What is molecular imprinting technology (MIT)?
Molecular imprinting technology (MIT) is the formation of selective sites in a polymer matrix with the memory of a template.
What are the advantages of molecularly imprinted polymers (MIPs)?
The advantages of molecularly imprinted polymers (MIPs) include selectivity, physical robustness, thermal stability, low cost and easy preparation.
What are some of the challenges facing MIT?
Some of the challenges facing MIT include biological macromolecule imprinting, heterogeneous binding sites, template leakage, incompatibility with aqueous media, low binding capacity and slow mass transfer.
What are some highlighted applications of MIPs?
Some highlighted applications of MIPs include solid-phase extraction, chemical sensors and artificial antibodies.
What are some significant attempts in further developing MIT?
Some significant attempts in further developing MIT include novel imprinting methods, effective strategies for MIT, and improved binding capacity and mass transfer.
👍 This article provides a comprehensive review of molecular imprinting technology, with a focus on novel imprinting methods, challenges and effective strategies, and highlighted applications. It is an excellent resource for researchers interested in this field.
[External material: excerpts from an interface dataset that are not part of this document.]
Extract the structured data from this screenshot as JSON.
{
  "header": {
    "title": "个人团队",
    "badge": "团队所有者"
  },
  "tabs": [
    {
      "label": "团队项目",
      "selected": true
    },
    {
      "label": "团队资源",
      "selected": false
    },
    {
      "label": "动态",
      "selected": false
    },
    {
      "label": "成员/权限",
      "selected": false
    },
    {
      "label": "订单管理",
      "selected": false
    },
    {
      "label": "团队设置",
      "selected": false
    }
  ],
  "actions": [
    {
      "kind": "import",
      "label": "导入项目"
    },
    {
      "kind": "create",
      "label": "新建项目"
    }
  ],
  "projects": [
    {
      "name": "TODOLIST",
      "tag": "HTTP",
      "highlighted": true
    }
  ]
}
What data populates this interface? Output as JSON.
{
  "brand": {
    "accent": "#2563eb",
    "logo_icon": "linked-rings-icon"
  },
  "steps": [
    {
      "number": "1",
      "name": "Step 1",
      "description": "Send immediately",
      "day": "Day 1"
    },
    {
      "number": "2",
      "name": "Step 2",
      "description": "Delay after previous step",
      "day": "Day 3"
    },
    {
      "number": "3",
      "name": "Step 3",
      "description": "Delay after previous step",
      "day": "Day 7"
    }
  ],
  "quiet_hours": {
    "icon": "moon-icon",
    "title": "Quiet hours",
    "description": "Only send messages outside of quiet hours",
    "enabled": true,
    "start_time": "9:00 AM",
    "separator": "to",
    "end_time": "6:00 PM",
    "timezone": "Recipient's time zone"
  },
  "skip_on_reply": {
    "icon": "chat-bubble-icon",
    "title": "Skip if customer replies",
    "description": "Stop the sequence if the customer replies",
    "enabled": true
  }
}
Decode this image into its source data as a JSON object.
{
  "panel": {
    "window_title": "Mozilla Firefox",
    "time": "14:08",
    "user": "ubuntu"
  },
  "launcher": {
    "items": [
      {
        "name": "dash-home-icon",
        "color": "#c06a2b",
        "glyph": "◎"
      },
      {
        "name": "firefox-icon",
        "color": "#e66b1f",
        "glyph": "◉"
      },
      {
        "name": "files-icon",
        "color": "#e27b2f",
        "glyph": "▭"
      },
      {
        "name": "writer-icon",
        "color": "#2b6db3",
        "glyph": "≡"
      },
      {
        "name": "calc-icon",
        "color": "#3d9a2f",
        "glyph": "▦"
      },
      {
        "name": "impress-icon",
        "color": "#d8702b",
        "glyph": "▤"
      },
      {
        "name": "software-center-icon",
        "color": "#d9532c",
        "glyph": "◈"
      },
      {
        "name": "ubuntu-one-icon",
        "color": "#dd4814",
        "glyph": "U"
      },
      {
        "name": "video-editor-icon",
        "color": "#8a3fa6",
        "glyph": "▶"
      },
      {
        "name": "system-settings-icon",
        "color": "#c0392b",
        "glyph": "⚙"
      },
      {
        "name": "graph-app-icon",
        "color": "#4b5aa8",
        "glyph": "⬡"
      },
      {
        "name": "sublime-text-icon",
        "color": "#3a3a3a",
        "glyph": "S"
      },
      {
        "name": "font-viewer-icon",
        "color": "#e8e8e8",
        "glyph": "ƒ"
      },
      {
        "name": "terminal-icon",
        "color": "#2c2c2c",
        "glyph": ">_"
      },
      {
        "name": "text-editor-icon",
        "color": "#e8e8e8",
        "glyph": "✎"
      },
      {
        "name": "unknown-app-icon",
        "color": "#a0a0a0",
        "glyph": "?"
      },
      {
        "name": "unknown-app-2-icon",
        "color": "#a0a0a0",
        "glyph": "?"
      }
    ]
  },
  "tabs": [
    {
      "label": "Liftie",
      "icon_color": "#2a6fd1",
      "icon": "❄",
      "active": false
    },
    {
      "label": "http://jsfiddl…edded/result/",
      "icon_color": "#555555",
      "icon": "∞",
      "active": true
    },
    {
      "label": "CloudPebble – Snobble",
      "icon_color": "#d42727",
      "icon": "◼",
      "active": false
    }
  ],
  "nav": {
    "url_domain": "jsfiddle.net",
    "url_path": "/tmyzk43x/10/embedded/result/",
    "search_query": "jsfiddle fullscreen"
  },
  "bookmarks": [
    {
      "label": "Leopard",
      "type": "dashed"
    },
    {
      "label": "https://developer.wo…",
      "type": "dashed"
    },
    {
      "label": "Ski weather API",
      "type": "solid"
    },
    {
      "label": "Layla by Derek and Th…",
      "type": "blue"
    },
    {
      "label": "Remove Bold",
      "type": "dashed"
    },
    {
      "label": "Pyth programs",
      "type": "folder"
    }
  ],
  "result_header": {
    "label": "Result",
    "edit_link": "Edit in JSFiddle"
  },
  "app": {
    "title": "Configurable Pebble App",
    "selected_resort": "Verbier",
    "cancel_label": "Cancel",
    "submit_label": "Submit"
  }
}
👎 This article relies heavily on references and does not provide enough original insight into the field of molecular imprinting technology.
Me: It's about recent advances in molecular imprinting technology and its current status, challenges, and applications. It's an interesting read and provides some insights into the implications of molecular imprinting technology.
Friend: What kind of implications does it have?
Me: Well, the article discusses how molecular imprinting technology can be used in various fields, such as solid-phase extraction, chemical sensors and artificial antibodies. There are also some challenges associated with it, such as biological macromolecule imprinting, heterogeneous binding sites, template leakage, incompatibility with aqueous media, low binding capacity and slow mass transfer. All of these implications could have a significant impact on various industries and research fields.
- Research the various applications of molecular imprinting technology and explore potential new uses.
- Develop strategies to address the challenges associated with molecular imprinting technology.
- Investigate the latest advances in molecular imprinting technology and evaluate their potential for use in various fields.
- Molecular Imprinting Technology (MIT)
- A technology that involves the formation of selective sites in a polymer matrix with the memory of a template.
- Solid-Phase Extraction
- A technique used to separate and purify compounds from a sample.
- Heterogeneous Binding Sites
- Different binding sites that are present on a molecule or surface.
- Template Leakage
- The release of a template molecule from a molecularly imprinted polymer.
- Incompatibility with Aqueous Media
- The inability of a molecule or material to dissolve or interact with water.
- Low Binding Capacity
- The inability of a molecule or material to bind to another molecule or material.
- Slow Mass Transfer
- The movement of molecules from one area to another at a slow rate.